And it’s not just a UK issue, Australian news site 9Now.com.au in Australia reports that, “... bikes and books to technology and toys - they're all experiencing a supply shortage.”
If you’re in the container liner business, of course, none of this is bad news. The industry reported its best profits in a decade in Q3 2020 with the largest operator by fleet capacity, Maersk, reporting earnings before interest, taxes, depreciation, and amortization (EBITDA) of $2.3 billion. This was 39 percent up compared with the same period in 2019.
But if you’re running a business in one of the other key areas of the global supply chain - production planning, purchasing, materials management, customer service, or sales forecasting - it’s an expensive headache.
And on the horizon is further disruption as 100s of millions of Covid-19 vaccinations are shipped through 2021. Although most of this will be air freighted, forwarders are already complaining about their freight being bumped off flights to make room for the badly needed inoculations.
This trend is expected to grow as the year progresses and already stretched shipping and road routes will be put under further pressure resulting in overall transport prices remaining high for the foreseeable future.
As a result both importers and exporters are likely to look to new distribution methods while also sourcing alternate purchasing and storage options.
But where there are undoubtedly challenges ahead, there are also opportunities.
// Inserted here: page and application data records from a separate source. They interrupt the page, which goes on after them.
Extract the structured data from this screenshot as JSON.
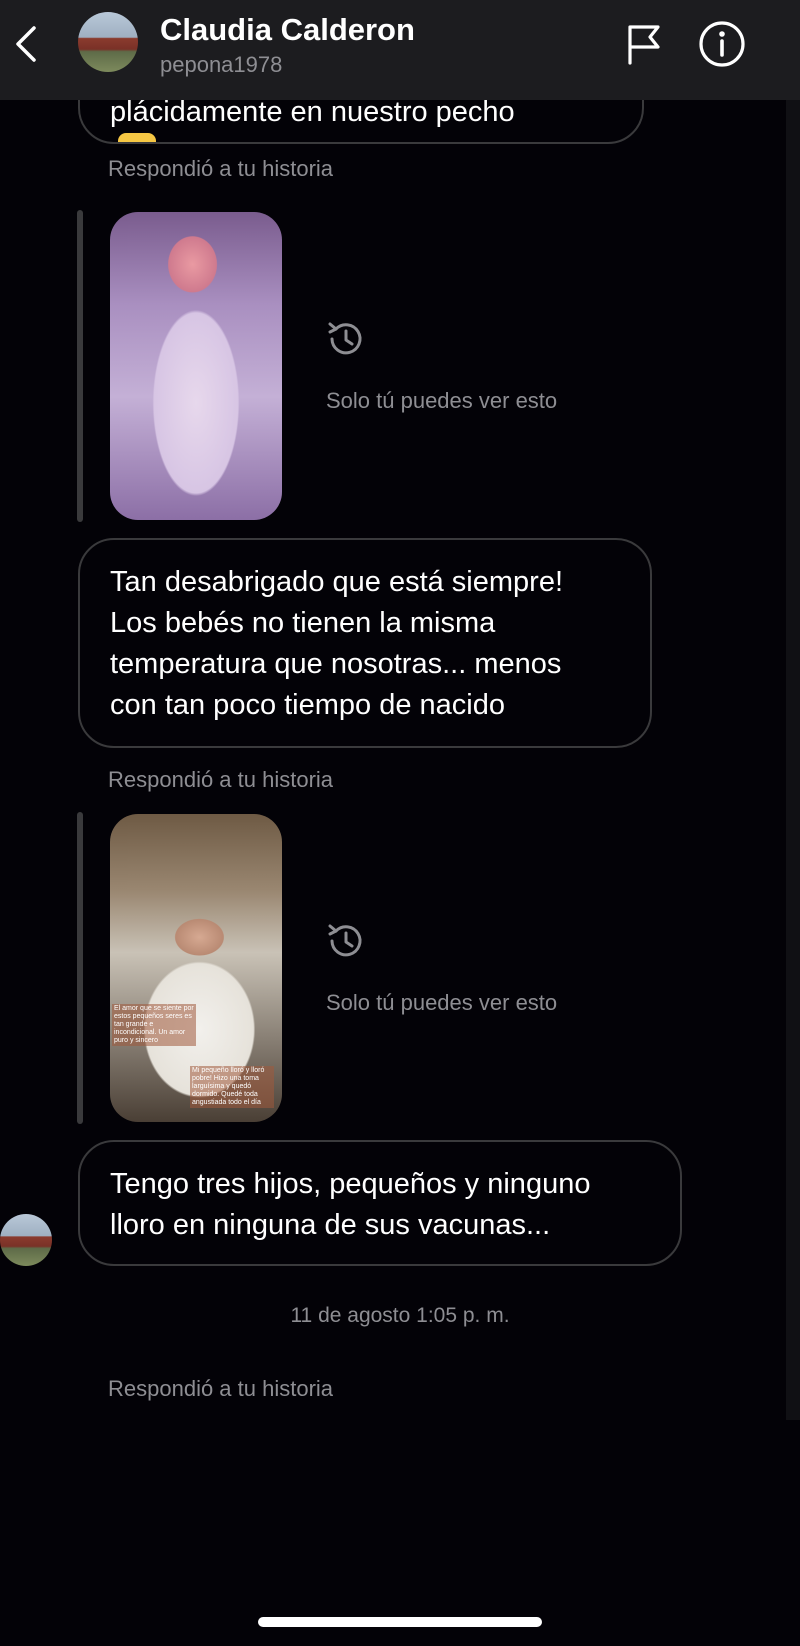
{
  "header": {
    "name": "Claudia Calderon",
    "username": "pepona1978"
  },
  "icons": {
    "back": "chevron-left-icon",
    "flag": "flag-icon",
    "info": "info-icon",
    "history": "history-icon"
  },
  "messages": {
    "top_partial": "plácidamente en nuestro pecho",
    "story_reply_label": "Respondió a tu historia",
    "only_you_label": "Solo tú puedes ver esto",
    "message_1_lines": [
      "Tan desabrigado que está siempre!",
      "Los bebés no tienen la misma",
      "temperatura que nosotras... menos",
      "con tan poco tiempo de nacido"
    ],
    "message_2_lines": [
      "Tengo tres hijos, pequeños y ninguno",
      "lloro en ninguna de sus vacunas..."
    ],
    "timestamp": "11 de agosto 1:05 p. m."
  },
  "story_captions": {
    "caption_1": "El amor que se siente por estos pequeños seres es tan grande e incondicional. Un amor puro y sincero",
    "caption_2": "Mi pequeño lloró y lloró pobre! Hizo una toma larguísima y quedó dormido. Quedé toda angustiada todo el día"
  },
  "colors": {
    "background": "#030207",
    "header_bg": "#1c1c1f",
    "secondary_text": "#8e8e93",
    "bubble_border": "#3a3a3c"
  }
}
Supply Chain Brain suggests the digitalisation of often manual processes is one way to offset the headwinds of supply chain disruption. For example, a recent MIT Pulse survey found that 38% of respondents hadn’t mapped their supply chains while 65% hadn’t mapped their supplier’s suppliers due to lack of tools.
Sourcing tools and companies to help manage, support and potentially diversify strategic elements of the supply chain through 2021 could reap benefits according to research firm, Gartner and this may mean the need for enhanced foreign exchange operations.
CurrencyFair allows businesses to hold over 20 currencies and exchange to the currencies they might need when sourcing new supply chain partners across Asia including Hong Kong and Singapore, where we have offices, plus India, Indonesia, Philippines and Thailand.
Chief Executive Officer, Paul Byrne, recently told HKTDC Research:
“We have been in Hong Kong for just over a year, after acquiring the technology company Convoy Payments in December 2018. We began signing up customers in the city in the middle of 2019 and in the space of a year, we have now worked with and serviced more than 250 corporate merchants”.
CurrencyFair’s FX Solutions Team work with business customers that are exposed to currency fluctuations at different stages of the supply chain. Sourcing and paying new suppliers in Asia with CurrencyFair can be cheaper and faster than ever and is just one way in which businesses can seek to adjust to the current supply chain challenges.
Sign up for a CurrencyFair Business Account to get our best rates today.
As they continue to be beset by supply chain disruption in the short-term, there is a longer-term opportunity for businesses to diversify and potentially save significant costs through innovation in technology, purchasing, materials management and other areas of the supply network that have come under pressure during the pandemic but which could benefit from a flexible, solutions-focused approach in 2021.
The supply chain itself has proved extremely resilient in this most challenging of years and businesses must continue to refine how they interact with it in the ‘new normal’ and beyond.